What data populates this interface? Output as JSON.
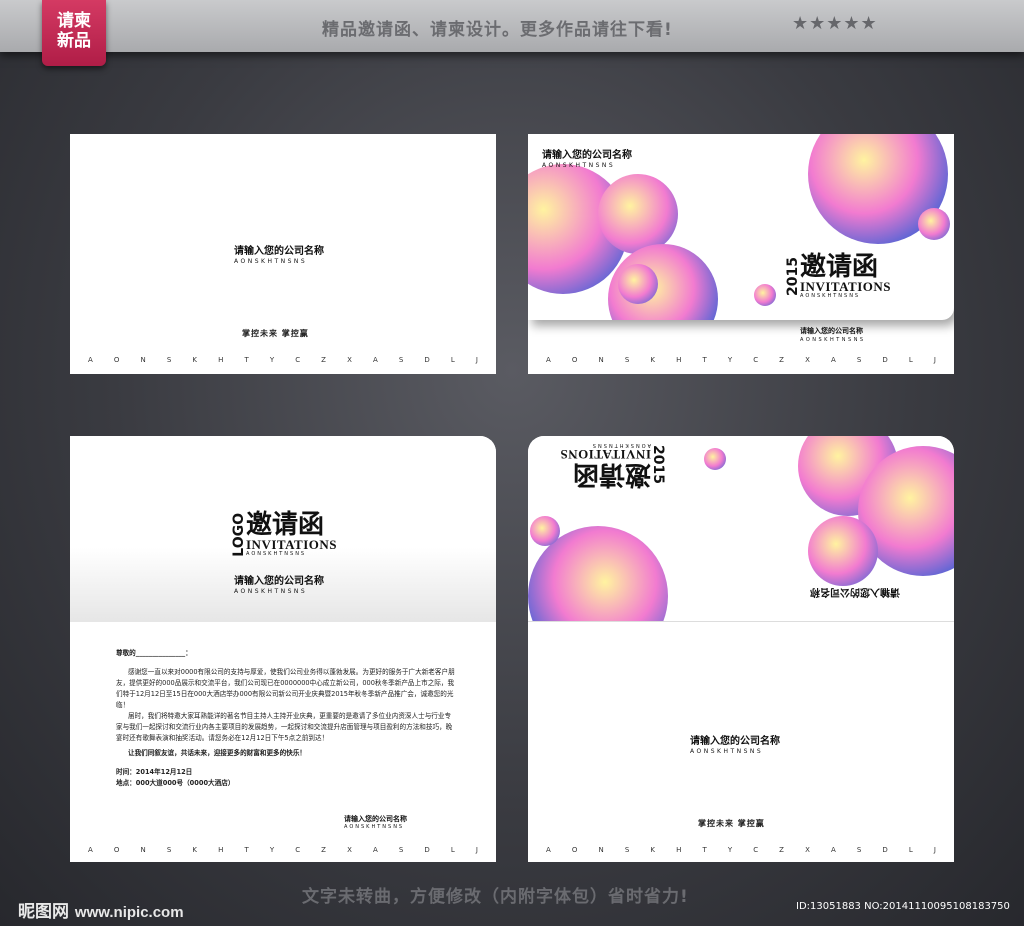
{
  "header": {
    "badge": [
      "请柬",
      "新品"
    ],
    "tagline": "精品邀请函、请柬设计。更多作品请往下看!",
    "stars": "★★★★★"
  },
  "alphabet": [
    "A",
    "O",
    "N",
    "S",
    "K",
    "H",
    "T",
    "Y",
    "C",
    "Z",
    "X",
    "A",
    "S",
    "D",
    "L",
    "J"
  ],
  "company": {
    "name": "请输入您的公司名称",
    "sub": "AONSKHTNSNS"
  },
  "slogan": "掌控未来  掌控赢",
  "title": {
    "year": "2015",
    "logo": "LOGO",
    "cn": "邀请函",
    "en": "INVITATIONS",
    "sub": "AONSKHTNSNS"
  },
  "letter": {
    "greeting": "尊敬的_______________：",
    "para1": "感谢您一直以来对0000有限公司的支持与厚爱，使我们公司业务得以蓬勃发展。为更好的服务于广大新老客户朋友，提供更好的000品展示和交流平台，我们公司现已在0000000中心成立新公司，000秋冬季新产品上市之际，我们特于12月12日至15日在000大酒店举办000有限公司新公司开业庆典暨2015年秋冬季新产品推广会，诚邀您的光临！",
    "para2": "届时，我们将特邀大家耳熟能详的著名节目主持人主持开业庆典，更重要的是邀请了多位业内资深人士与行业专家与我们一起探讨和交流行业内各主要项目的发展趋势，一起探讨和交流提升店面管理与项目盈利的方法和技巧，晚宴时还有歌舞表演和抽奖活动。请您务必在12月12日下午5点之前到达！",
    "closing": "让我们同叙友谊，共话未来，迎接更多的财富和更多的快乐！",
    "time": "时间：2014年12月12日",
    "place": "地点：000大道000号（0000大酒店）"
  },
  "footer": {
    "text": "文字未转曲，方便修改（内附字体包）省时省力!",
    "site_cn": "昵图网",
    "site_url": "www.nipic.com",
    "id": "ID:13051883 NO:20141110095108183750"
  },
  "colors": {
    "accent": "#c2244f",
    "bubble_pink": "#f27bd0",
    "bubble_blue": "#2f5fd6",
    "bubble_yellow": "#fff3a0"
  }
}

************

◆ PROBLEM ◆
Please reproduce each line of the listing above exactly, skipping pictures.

◆ ANSWER BOX ◆
What data populates this interface? Output as JSON.
{
  "header": {
    "badge": [
      "请柬",
      "新品"
    ],
    "tagline": "精品邀请函、请柬设计。更多作品请往下看!",
    "stars": "★★★★★"
  },
  "alphabet": [
    "A",
    "O",
    "N",
    "S",
    "K",
    "H",
    "T",
    "Y",
    "C",
    "Z",
    "X",
    "A",
    "S",
    "D",
    "L",
    "J"
  ],
  "company": {
    "name": "请输入您的公司名称",
    "sub": "AONSKHTNSNS"
  },
  "slogan": "掌控未来  掌控赢",
  "title": {
    "year": "2015",
    "logo": "LOGO",
    "cn": "邀请函",
    "en": "INVITATIONS",
    "sub": "AONSKHTNSNS"
  },
  "letter": {
    "greeting": "尊敬的_______________：",
    "para1": "感谢您一直以来对0000有限公司的支持与厚爱，使我们公司业务得以蓬勃发展。为更好的服务于广大新老客户朋友，提供更好的000品展示和交流平台，我们公司现已在0000000中心成立新公司，000秋冬季新产品上市之际，我们特于12月12日至15日在000大酒店举办000有限公司新公司开业庆典暨2015年秋冬季新产品推广会，诚邀您的光临！",
    "para2": "届时，我们将特邀大家耳熟能详的著名节目主持人主持开业庆典，更重要的是邀请了多位业内资深人士与行业专家与我们一起探讨和交流行业内各主要项目的发展趋势，一起探讨和交流提升店面管理与项目盈利的方法和技巧，晚宴时还有歌舞表演和抽奖活动。请您务必在12月12日下午5点之前到达！",
    "closing": "让我们同叙友谊，共话未来，迎接更多的财富和更多的快乐！",
    "time": "时间：2014年12月12日",
    "place": "地点：000大道000号（0000大酒店）"
  },
  "footer": {
    "text": "文字未转曲，方便修改（内附字体包）省时省力!",
    "site_cn": "昵图网",
    "site_url": "www.nipic.com",
    "id": "ID:13051883 NO:20141110095108183750"
  },
  "colors": {
    "accent": "#c2244f",
    "bubble_pink": "#f27bd0",
    "bubble_blue": "#2f5fd6",
    "bubble_yellow": "#fff3a0"
  }
}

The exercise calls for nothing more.